Four ways of producing pattern from a triangular fold
Students ironed vertical folds in a scarf length and converted the strip to a stack of triangular folds. They checked the wood blocks and protected them with new clingfilm. This enables a clean start each time the blocks are used: wood absorbs dye readily and will mark work that follows. I advise beginners to work with three colours only, plus dilutant, to avoid shades of mud. Some students admitted they had been sceptical that their seemingly random application of dye would create something so ordered and I think all were pleased with their results.
Below, you can see me opening up the steamer. This has to be done with considerable care, hence the somewhat stressed expression. You can see the roll of paper and scarves, which has been protected with foil at top and bottom to prevent drips entering the folds and spoiling the work. Note that the top piece of foil was dislodged as I lifted the chamber from the boiler.
Many thanks to the students for allowing me to post these pictures and to Faith at Ardington for taking the photos.
Opening the steamer
A particularly dramatic scarf which left areas undyed
Unrolling the paper and scarves
Students greet their steamed scarves
Other news: On Thursday 13th June, Jane Deane and I will be working on our dye research at Leewood for the final open-to-the-public time. We haven’t finished our research, but from Thursday on you can’t come to watch us. To check on details, see here.

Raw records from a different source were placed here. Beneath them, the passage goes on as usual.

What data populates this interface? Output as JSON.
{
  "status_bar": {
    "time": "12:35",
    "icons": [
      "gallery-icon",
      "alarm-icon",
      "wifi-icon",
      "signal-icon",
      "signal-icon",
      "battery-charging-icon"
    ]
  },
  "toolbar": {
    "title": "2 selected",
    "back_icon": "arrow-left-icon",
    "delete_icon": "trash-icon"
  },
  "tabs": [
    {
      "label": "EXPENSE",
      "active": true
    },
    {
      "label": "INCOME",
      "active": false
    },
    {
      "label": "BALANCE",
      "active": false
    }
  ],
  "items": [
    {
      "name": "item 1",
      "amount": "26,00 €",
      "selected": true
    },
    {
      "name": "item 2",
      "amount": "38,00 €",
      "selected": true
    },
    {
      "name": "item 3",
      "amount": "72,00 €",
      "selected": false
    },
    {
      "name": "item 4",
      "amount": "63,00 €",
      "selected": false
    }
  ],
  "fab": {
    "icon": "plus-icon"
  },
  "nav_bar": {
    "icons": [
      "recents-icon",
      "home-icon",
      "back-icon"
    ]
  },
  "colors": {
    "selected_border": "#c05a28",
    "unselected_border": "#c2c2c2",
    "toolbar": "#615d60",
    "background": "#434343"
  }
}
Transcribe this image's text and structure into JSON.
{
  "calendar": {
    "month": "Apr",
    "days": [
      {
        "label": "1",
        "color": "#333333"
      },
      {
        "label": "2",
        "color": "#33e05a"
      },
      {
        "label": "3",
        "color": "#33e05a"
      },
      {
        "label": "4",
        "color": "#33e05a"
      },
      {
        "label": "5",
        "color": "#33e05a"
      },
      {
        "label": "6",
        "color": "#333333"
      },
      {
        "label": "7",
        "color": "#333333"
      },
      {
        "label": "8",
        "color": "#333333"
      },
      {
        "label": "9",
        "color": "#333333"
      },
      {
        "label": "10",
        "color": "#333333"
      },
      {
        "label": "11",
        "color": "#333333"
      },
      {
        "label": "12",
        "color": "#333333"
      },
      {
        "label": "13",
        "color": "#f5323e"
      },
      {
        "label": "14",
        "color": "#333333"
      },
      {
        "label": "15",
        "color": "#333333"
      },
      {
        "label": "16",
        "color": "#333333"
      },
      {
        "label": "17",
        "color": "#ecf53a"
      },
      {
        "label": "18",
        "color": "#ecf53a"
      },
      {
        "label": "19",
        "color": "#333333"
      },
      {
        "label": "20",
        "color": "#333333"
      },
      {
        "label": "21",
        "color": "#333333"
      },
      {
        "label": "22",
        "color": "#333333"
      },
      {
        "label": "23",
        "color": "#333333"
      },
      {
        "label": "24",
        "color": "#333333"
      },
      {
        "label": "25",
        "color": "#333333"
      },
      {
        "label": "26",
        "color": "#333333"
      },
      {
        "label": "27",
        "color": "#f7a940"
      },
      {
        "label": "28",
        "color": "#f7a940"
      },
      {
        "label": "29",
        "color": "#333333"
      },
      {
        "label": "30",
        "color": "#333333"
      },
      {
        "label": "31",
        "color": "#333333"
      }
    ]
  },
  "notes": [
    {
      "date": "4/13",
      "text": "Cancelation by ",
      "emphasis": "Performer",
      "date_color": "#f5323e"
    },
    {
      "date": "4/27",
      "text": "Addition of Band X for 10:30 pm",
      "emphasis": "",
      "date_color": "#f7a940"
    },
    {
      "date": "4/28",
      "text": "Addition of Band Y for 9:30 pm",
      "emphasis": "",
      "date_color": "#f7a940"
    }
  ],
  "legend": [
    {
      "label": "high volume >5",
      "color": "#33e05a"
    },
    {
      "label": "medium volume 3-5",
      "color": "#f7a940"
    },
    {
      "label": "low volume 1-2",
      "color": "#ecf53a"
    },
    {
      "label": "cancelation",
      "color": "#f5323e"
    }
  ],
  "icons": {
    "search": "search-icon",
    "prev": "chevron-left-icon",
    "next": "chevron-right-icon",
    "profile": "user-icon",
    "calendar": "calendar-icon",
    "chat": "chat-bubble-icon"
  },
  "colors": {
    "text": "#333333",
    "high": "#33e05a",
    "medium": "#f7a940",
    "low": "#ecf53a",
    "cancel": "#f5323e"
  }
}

With shearing time in Devon arriving, local flocks are looking cooler and in the summer-ish sun my nest of mason bees(Osmia) is hyperactive. The bees don’t make honeycombs (that’s another hexagon-based subject) but are laying eggs in the tubes and sealing them in various shades of Devon clay. We are lucky to have culm meadow locally which is filling with textured grasses in some summer sun. But tomorrow it is going to rain.